Day 5: Santa Cruz.
The Crepe Place has a beautiful patio. Beautiful patios are in short supply in our Emerald City. I’m pretty easy to please in this regard, however this place gets 5 stars.
Each venue and city holds it’s own style of audience. Tonight, during Loch Lomond’s opening set, the front row of admirers take to the floor to enjoy the show, while a busy bar in the rear is quieted, eyes and ears peeled.
In the back of the patio, the movie Old School is projected as Hey Marseilles take their places on stage.
Earlier, during load in, I sat near a small group of Santa Cruz locals deep in conversation about their musical interests and experiences. The women I found myself eavesdropping upon knew their shit; at least by my standards. Don’t let Santa Cruz’s size or distance from Seattle/Portland fool you. These people care about their music. With a couple of blonde exceptions, Santa Cruz receives Hey Marseilles with great stride.
As the bands begin packing up, Richie Young takes a photo of me. Sounds like no big deal, but the process is a bit complicated. I am proud of his coordination to do so with the vintage Polaroid camera, cordless/hand-held flash and low shutter speed. Good work, Mr. Young.
After the show, Nelson is taking us south to Salinas, the ghetto-ass town where we will be sleeping tonight. Shortly after we settle into our rooms, Colin Richie and Jacob Anderson will step out to the van and witness a catastrophic car accident. Those involved in the accident will flee the scene, a homeless man will approach Richie and Anderson from the bushes with his take on the event and the cops who arrive shortly after will act under whelmed by these truths.
Day 6: Santa Barbara.
I’m a little concerned. Due to lack of time and challenging logistics, we are on day 6 and have only shot 2 of the 7 video takes. Perhaps it is this pressure that convinces me that, yes, we should bypass the “authorized vehicles only” sign. Yes, we should take our giant-ass van (and trailer) down this dirt road through a field of Cheveron oil drills. Yes, it is trespassing. Fine. But it looks great and I am desperate.
After we are escorted off of the property by three Cheveron employees, the youngest of which being a babyfaced twenty-something serving as leader, I lament on our failure. Now we have spent the little time allotted for this project on a conversation about rattlesnakes and fire ants with three men with mustaches and beer bellies. We’ll have to make up for it in Santa Barbara.

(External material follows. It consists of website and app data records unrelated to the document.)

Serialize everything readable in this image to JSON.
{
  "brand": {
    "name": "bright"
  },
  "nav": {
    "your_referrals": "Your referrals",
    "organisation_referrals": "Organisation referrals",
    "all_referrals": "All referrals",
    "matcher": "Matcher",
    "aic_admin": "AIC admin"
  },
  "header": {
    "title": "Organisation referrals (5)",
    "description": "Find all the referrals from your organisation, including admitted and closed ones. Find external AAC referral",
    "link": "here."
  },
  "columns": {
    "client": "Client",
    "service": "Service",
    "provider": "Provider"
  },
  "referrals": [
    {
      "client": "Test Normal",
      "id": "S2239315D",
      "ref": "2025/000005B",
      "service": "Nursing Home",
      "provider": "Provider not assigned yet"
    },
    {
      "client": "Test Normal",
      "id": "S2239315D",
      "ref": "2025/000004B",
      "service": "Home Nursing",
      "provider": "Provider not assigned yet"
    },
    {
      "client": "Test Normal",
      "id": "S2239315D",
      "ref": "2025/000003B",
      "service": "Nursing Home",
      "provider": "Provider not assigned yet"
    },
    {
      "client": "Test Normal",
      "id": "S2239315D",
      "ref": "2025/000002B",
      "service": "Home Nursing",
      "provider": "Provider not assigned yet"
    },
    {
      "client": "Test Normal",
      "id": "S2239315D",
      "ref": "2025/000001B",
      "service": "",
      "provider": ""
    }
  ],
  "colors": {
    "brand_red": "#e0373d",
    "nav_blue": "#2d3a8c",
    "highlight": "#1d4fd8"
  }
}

Muddy Waters Cafe. Another perfect patio. As the band loads in, I begin to set up for our 3rd shot in the street adjacent to the venue. The sun is setting, making for both an interesting color pallete and a relaxed amount of passing cars. Nick Ward takes to the middle of the street, contributing his portion of the project as locals pass by in their Cadillacs and Hyundais.

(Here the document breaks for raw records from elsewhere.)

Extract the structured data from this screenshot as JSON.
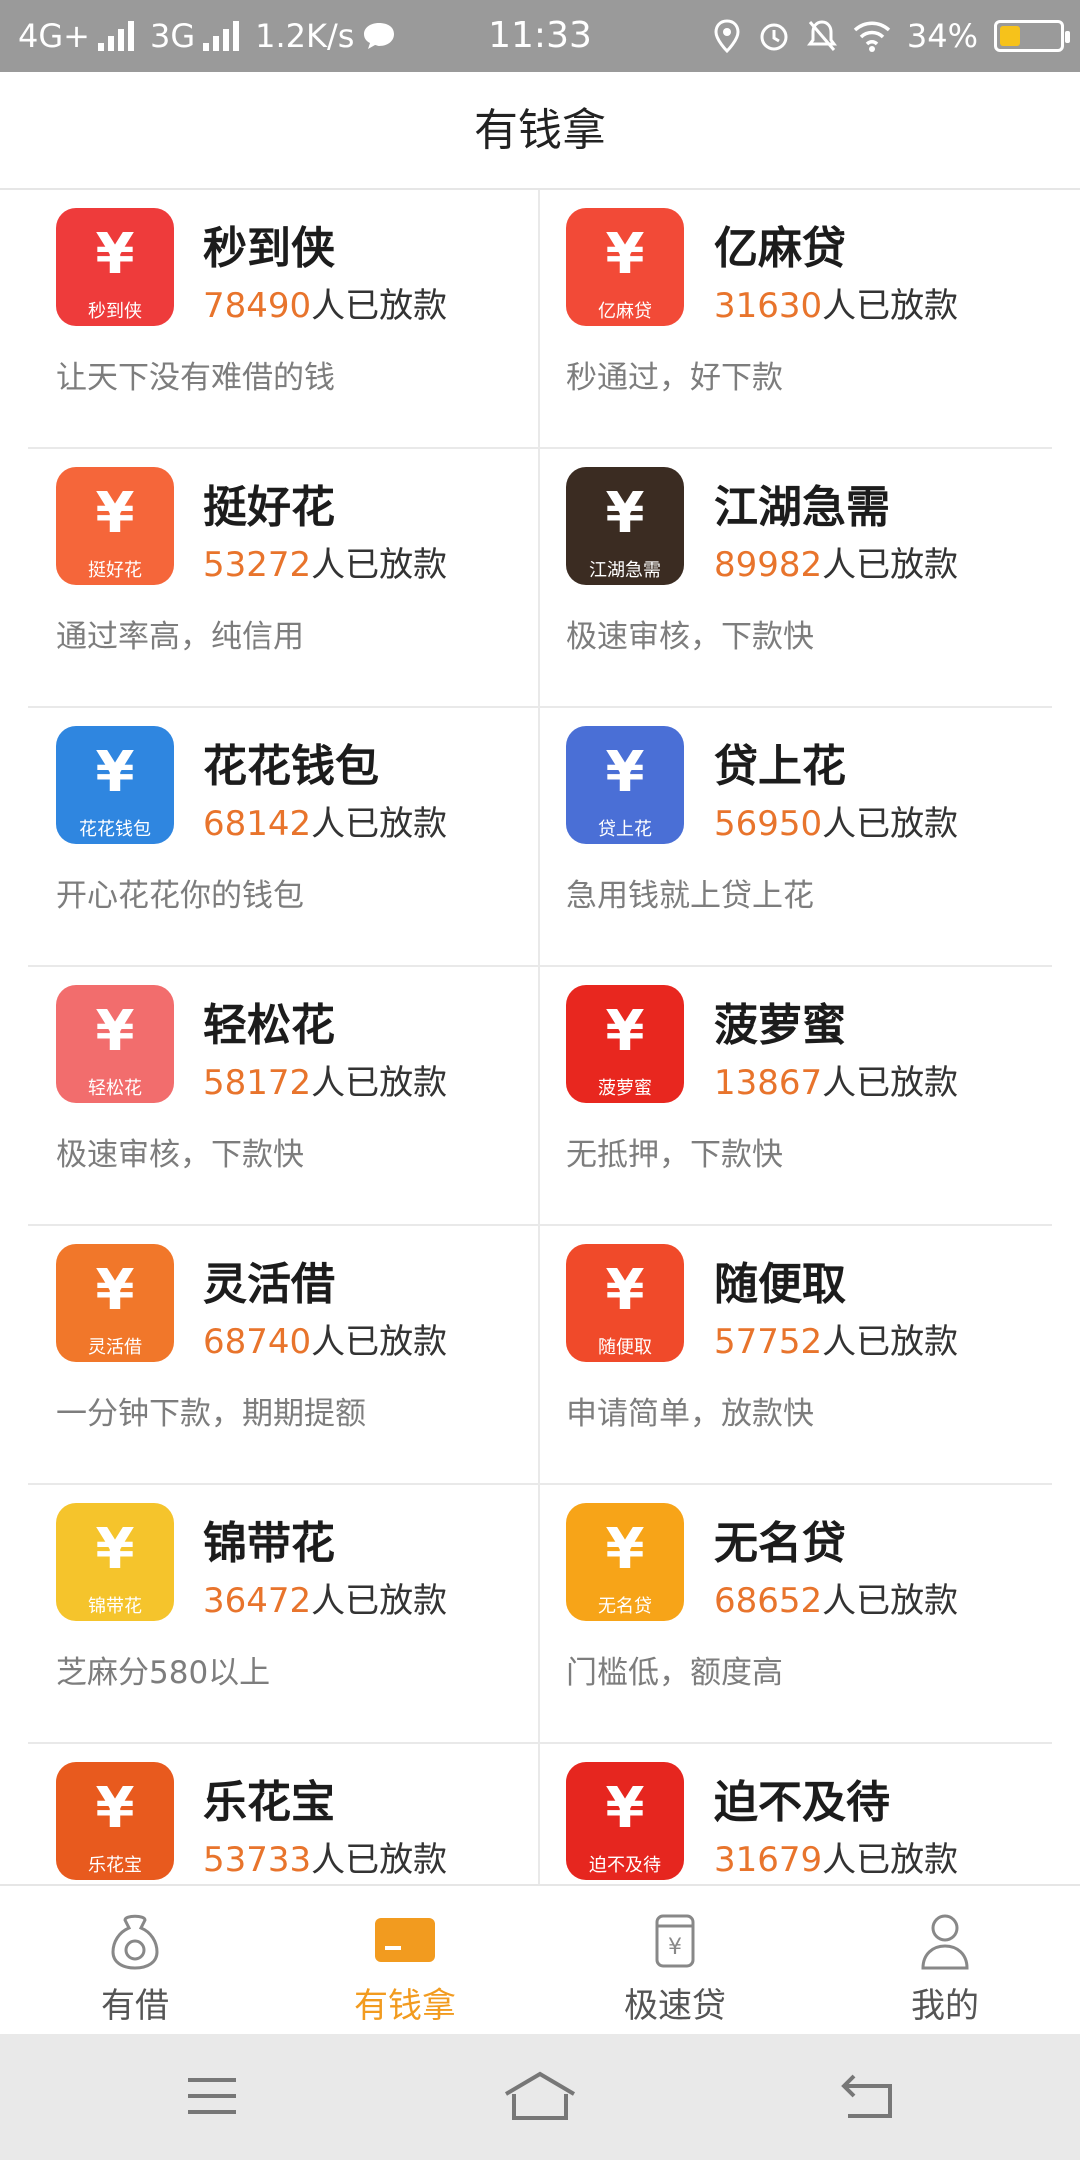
{
  "status_bar": {
    "network1": "4G+",
    "network2": "3G",
    "speed": "1.2K/s",
    "time": "11:33",
    "battery": "34%",
    "battery_level": 0.34
  },
  "header": {
    "title": "有钱拿"
  },
  "count_suffix": "人已放款",
  "apps": [
    {
      "name": "秒到侠",
      "count": "78490",
      "desc": "让天下没有难借的钱",
      "icon_text": "秒到侠",
      "color": "#ee3b3b"
    },
    {
      "name": "亿麻贷",
      "count": "31630",
      "desc": "秒通过，好下款",
      "icon_text": "亿麻贷",
      "color": "#f24a37"
    },
    {
      "name": "挺好花",
      "count": "53272",
      "desc": "通过率高，纯信用",
      "icon_text": "挺好花",
      "color": "#f5663a"
    },
    {
      "name": "江湖急需",
      "count": "89982",
      "desc": "极速审核，下款快",
      "icon_text": "江湖急需",
      "color": "#3b2c22"
    },
    {
      "name": "花花钱包",
      "count": "68142",
      "desc": "开心花花你的钱包",
      "icon_text": "花花钱包",
      "color": "#2f86e0"
    },
    {
      "name": "贷上花",
      "count": "56950",
      "desc": "急用钱就上贷上花",
      "icon_text": "贷上花",
      "color": "#4a6fd6"
    },
    {
      "name": "轻松花",
      "count": "58172",
      "desc": "极速审核，下款快",
      "icon_text": "轻松花",
      "color": "#f26d6d"
    },
    {
      "name": "菠萝蜜",
      "count": "13867",
      "desc": "无抵押，下款快",
      "icon_text": "菠萝蜜",
      "color": "#e8271f"
    },
    {
      "name": "灵活借",
      "count": "68740",
      "desc": "一分钟下款，期期提额",
      "icon_text": "灵活借",
      "color": "#f1772a"
    },
    {
      "name": "随便取",
      "count": "57752",
      "desc": "申请简单，放款快",
      "icon_text": "随便取",
      "color": "#f04a2a"
    },
    {
      "name": "锦带花",
      "count": "36472",
      "desc": "芝麻分580以上",
      "icon_text": "锦带花",
      "color": "#f5c42c"
    },
    {
      "name": "无名贷",
      "count": "68652",
      "desc": "门槛低，额度高",
      "icon_text": "无名贷",
      "color": "#f7a418"
    },
    {
      "name": "乐花宝",
      "count": "53733",
      "desc": "",
      "icon_text": "乐花宝",
      "color": "#e85a1e"
    },
    {
      "name": "迫不及待",
      "count": "31679",
      "desc": "",
      "icon_text": "迫不及待",
      "color": "#e6261f"
    }
  ],
  "tabs": [
    {
      "label": "有借",
      "icon": "loan-bag-icon",
      "active": false
    },
    {
      "label": "有钱拿",
      "icon": "card-icon",
      "active": true
    },
    {
      "label": "极速贷",
      "icon": "yen-jar-icon",
      "active": false
    },
    {
      "label": "我的",
      "icon": "person-icon",
      "active": false
    }
  ],
  "colors": {
    "accent": "#f29b1f",
    "count": "#e8742c",
    "statusbar": "#9a9a9a"
  }
}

The venue is full. Two hippies are dancing on the sidewalk. A crazy man will crash Loch Lomonds set, Steel Reserve in tow, heckling each song as if it were played just for him. Dave Depper will shush him. He will concede and retreat to the patio for the remainder of the evening.

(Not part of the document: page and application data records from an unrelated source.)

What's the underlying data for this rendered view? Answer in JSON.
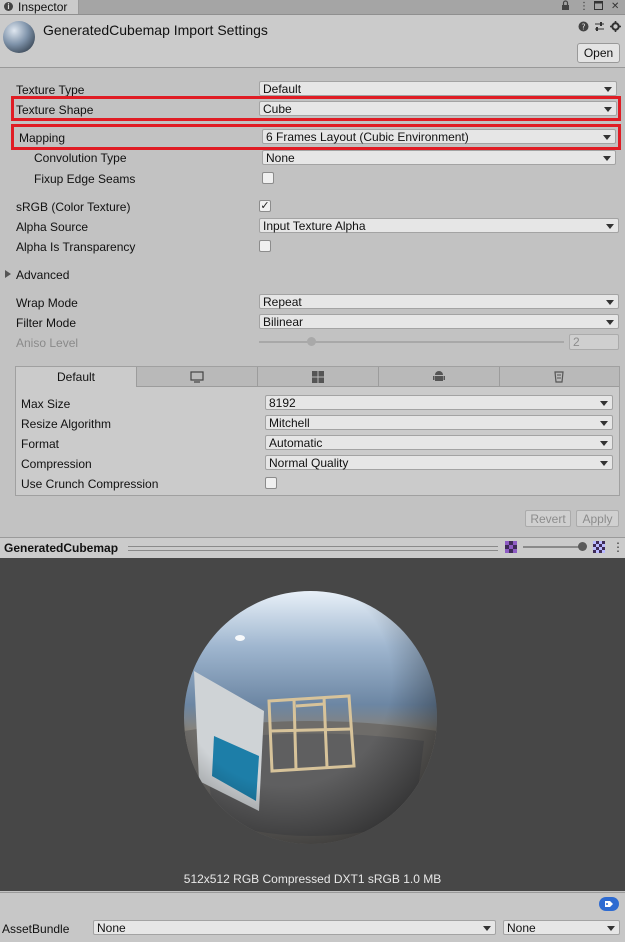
{
  "tab": {
    "label": "Inspector"
  },
  "header": {
    "title": "GeneratedCubemap Import Settings",
    "open_label": "Open"
  },
  "settings": {
    "texture_type": {
      "label": "Texture Type",
      "value": "Default"
    },
    "texture_shape": {
      "label": "Texture Shape",
      "value": "Cube"
    },
    "mapping": {
      "label": "Mapping",
      "value": "6 Frames Layout (Cubic Environment)"
    },
    "convolution_type": {
      "label": "Convolution Type",
      "value": "None"
    },
    "fixup_edge_seams": {
      "label": "Fixup Edge Seams",
      "checked": false
    },
    "srgb": {
      "label": "sRGB (Color Texture)",
      "checked": true
    },
    "alpha_source": {
      "label": "Alpha Source",
      "value": "Input Texture Alpha"
    },
    "alpha_is_transparency": {
      "label": "Alpha Is Transparency",
      "checked": false
    },
    "advanced": {
      "label": "Advanced"
    },
    "wrap_mode": {
      "label": "Wrap Mode",
      "value": "Repeat"
    },
    "filter_mode": {
      "label": "Filter Mode",
      "value": "Bilinear"
    },
    "aniso_level": {
      "label": "Aniso Level",
      "value": "2",
      "fraction": 0.17
    }
  },
  "platform": {
    "tabs": [
      {
        "label": "Default",
        "icon": ""
      },
      {
        "label": "",
        "icon": "monitor-icon"
      },
      {
        "label": "",
        "icon": "windows-store-icon"
      },
      {
        "label": "",
        "icon": "android-icon"
      },
      {
        "label": "",
        "icon": "webgl-icon"
      }
    ],
    "max_size": {
      "label": "Max Size",
      "value": "8192"
    },
    "resize_algorithm": {
      "label": "Resize Algorithm",
      "value": "Mitchell"
    },
    "format": {
      "label": "Format",
      "value": "Automatic"
    },
    "compression": {
      "label": "Compression",
      "value": "Normal Quality"
    },
    "use_crunch": {
      "label": "Use Crunch Compression",
      "checked": false
    }
  },
  "actions": {
    "revert": "Revert",
    "apply": "Apply"
  },
  "preview": {
    "title": "GeneratedCubemap",
    "info": "512x512  RGB Compressed DXT1 sRGB   1.0 MB",
    "mip_fraction": 0.96
  },
  "footer": {
    "assetbundle_label": "AssetBundle",
    "bundle_name": "None",
    "bundle_variant": "None"
  },
  "colors": {
    "highlight": "#e01c24",
    "tag_icon": "#2e6bd1"
  }
}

At our hotel, Matt Bishop and Colin Richey are wrestling on the bed. It looks dangerous. The after party is at Don’s, a dive bar across the street from Loch Lomond’s hotel. Richie Young and I will kick Bishop and Richey’s ass at pool. A mix of music ranging in the likes of Guns and Roses, Patsy Cline and Blue Ocean will serve as the soundtrack for our triumph.
We heart Santa Barbara.